Filter the entries that follow, copying every line in which the word "sale" appears.

[DATA SECTION — start]

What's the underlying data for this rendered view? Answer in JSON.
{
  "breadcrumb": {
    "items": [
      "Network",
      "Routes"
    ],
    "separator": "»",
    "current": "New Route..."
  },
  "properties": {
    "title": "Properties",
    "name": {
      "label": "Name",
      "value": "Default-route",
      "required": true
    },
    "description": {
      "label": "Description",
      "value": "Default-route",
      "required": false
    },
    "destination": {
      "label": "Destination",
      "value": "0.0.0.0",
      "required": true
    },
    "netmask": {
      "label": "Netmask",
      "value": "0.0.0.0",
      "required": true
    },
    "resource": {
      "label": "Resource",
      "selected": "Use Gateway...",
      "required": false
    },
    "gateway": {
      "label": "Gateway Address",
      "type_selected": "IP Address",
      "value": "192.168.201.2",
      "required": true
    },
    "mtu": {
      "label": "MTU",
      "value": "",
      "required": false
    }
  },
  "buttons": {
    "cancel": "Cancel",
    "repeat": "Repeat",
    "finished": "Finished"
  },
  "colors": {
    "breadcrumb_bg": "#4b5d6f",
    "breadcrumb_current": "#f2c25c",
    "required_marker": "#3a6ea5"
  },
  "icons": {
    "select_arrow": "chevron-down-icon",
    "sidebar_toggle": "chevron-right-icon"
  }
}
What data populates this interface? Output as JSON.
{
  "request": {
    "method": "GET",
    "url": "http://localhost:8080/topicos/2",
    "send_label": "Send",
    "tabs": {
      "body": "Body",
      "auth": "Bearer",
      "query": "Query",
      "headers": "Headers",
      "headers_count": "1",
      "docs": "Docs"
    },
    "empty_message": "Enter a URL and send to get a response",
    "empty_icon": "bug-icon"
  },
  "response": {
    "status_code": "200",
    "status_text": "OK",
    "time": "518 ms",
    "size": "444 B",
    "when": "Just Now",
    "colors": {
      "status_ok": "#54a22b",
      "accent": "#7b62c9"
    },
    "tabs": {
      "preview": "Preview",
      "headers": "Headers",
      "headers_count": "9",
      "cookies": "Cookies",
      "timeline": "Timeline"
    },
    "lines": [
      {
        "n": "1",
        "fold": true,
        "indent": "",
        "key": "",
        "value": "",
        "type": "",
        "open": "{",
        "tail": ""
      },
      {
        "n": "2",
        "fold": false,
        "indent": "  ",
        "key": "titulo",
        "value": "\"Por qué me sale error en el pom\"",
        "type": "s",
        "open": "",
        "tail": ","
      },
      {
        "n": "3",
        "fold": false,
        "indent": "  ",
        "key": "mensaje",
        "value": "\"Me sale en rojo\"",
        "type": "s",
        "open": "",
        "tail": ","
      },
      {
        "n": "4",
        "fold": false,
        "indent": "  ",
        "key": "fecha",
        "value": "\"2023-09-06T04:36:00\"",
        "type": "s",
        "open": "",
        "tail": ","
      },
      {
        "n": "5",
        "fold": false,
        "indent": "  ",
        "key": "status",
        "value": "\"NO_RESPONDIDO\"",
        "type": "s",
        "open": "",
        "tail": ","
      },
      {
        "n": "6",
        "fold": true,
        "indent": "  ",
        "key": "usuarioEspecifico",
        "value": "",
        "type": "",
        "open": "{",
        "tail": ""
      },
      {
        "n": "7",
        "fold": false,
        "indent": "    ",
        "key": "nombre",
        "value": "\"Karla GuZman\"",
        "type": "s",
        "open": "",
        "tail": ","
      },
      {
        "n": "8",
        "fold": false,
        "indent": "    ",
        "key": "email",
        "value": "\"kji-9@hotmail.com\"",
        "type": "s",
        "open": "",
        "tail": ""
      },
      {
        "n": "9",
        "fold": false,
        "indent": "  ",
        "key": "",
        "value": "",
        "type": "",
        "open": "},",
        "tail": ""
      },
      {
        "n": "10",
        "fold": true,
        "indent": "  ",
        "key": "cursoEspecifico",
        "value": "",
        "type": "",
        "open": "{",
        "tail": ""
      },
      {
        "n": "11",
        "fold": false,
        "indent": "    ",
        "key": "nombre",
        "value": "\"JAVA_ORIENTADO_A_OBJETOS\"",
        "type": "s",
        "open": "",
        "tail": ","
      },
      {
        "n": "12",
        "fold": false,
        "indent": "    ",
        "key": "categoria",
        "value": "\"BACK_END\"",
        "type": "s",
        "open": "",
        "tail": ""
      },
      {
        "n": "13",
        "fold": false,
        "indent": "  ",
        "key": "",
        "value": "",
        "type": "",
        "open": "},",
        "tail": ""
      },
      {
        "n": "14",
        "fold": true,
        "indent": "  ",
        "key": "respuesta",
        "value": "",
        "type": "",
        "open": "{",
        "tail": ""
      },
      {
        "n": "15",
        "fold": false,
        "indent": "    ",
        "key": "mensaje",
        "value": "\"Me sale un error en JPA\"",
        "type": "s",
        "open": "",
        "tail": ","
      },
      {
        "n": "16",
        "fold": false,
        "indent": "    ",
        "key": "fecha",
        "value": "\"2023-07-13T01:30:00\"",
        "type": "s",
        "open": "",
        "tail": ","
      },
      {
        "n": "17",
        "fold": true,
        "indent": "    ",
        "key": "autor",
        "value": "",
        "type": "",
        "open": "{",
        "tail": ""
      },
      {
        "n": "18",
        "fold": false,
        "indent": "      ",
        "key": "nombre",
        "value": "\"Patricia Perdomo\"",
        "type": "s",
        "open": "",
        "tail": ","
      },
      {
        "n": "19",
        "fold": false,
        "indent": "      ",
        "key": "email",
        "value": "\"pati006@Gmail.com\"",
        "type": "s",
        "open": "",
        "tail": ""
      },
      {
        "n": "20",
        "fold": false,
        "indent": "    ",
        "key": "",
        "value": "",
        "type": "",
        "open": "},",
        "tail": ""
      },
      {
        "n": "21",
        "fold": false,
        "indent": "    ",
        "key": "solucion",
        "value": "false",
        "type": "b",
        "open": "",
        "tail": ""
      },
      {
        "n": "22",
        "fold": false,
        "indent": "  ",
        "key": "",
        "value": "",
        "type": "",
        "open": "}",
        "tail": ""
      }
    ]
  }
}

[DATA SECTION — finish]

TASK RESPONSE:
        "value": "\"Por qué me sale error en el pom\"",
        "value": "\"Me sale en rojo\"",
        "value": "\"Me sale un error en JPA\"",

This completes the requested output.